As I sit down to write its very hard not to launch in to a rant highlighting my disappointment regarding the referendum result. I imagine its very hard for most who are on the losing side. Its increasingly clear that rather than people looking critically at the sole question of the pros/cons of EU membership, this was more about sticking it to the establishment who have delivered austerity to a downtrodden working class. Its just a shame the consequences are more far reaching than a potential shake up of the political elite.
Like I said at the start, I’m not here to winge. I am here to look at the results and the future.
Turn out – 72.2% this was high, the issue was taken seriously and people jumped on the chance to vote. Peoples opinions were strongly held and we can expect that to translate forward in to the next few years worth of politics. If we are to be treated to a general election we could expect a strong motivated turn out.
First we have Cameron’s exit, he will go in October with a leadership race set to dominate the news for the next few months. There are a few obvious candidates. Boris Johnson, the leader of the vote leave campaign has made no secret of his leadership ambitions. Other people being suggested are Theresa May, Liam Fox, Michael Gove and David Davies. Whoever wins, the Conservatives will be divided and a great deal of inter party repairs will have to be made.
More tricky is what happens with the Labour Party. Like Cameron, Corbyn has lead his party to defeat, his ineffectiveness during the referendum has translated in to large swathes of working class voters (traditionally Labours old guard) turning their back on the party. There is a vote of no confidence in progress, he will have to work hard to survive it.
If Corbyn drags his feet and the discontent that started all the way back last May continues, the door could be left open for an early election. There are already rumours that his conspicuous absence from the debate was a deliberate choice on his part, something that I personally find very cynical and if true could cut his leadership very short indeed. A freshly rejuvenated Conservative Party that embraces the leave vote will not find it difficult to build on their parliamentary lead against a quiet and divided labour party with no direction. Its just a question of whether this referendum counts as a mandate for a reformed government, is a general election necessary perhaps? How Corbyn can win back labour voters is beyond my understanding. Corbyn, the slowest man in politics must make sure the Labour Party moves just as fast as the Conservatives if they want to be ready for any eventuality, the best chance for the party may be for him to stand aside.

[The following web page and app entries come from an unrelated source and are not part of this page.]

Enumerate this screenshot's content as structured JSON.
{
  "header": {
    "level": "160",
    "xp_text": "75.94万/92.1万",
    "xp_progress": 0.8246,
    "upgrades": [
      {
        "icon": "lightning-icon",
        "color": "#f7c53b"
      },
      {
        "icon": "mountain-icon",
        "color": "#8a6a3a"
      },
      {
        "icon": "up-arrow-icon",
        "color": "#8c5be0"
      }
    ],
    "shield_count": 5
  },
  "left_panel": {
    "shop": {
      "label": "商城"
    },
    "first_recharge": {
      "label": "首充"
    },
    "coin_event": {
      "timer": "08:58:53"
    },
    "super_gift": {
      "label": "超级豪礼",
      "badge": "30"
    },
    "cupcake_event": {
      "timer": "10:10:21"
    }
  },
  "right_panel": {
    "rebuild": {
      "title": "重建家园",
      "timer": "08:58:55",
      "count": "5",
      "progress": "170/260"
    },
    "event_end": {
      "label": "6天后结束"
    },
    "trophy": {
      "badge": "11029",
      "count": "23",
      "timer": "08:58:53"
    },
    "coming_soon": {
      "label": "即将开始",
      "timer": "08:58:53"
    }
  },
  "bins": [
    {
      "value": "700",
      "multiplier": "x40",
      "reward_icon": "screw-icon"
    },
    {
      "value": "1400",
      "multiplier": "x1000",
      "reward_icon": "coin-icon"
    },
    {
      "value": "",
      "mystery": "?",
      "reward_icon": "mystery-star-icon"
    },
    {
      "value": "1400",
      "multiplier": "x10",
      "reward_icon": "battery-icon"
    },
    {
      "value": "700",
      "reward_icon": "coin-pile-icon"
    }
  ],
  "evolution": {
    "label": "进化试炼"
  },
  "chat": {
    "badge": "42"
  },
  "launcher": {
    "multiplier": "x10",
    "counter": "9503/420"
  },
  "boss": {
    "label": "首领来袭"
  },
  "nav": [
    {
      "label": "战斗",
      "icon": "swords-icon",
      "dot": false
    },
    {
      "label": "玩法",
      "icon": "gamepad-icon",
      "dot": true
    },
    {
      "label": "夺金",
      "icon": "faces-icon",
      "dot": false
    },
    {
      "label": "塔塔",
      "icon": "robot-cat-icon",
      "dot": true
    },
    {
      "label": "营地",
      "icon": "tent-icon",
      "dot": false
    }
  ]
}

The only leader that did manage to secure the backing of her voters was Nicola Sturgeon. Perhaps the most certain consequence of the out vote is a second Scottish referendum. 45% of Scottish electorate voted for independence last time. That was based on the understanding that Scotland would get to stay in the EU. You can bet a referendum would result in a independence vote next time, further damaging any chance of Labour recovery.
Sitting here thinking about the divisions that have now become apparent. Young and Old, Educated and Uneducated, Working Class and Middle Class, Pro Immigration and Anti Immigration, these divides are cross party. What happened to the left/right divide!! It will be very interesting how the major political parties attempt to align themselves to a mass core of voters moving forward. The two main parties will look very different come the next election, both in personnel and policies, whether that results in the death of the establishment remains to be seen.
Aside: here is a calculation I did over my lunch.
Voter turn out for the young was 45%
Voter turn out for the old was 75%
There are roughly 750000 17 year olds in the uk
There are roughly 3 million people over 80
An 80 year old has a 7.1% of not seeing their next birthday.
A 17 year old has a 0.1% chance of not seeing their next birthday.
The over 65’s voted 61% in favour of leave
18-24 year olds voted 75% in favour of remain.
Therefore we can calculate the following.
The leave camp will have a net loss of 83,070 people every year due to being over the UK’s life expectancy.
The remain camp will have a net gain of 102,375 due to 17 year olds becoming legally eligible to vote.
That’s a swing of +233,820 votes a year for the remain camp, meaning it will take just 5.4 years before the decision to leave the EU becomes functionally undemocratic.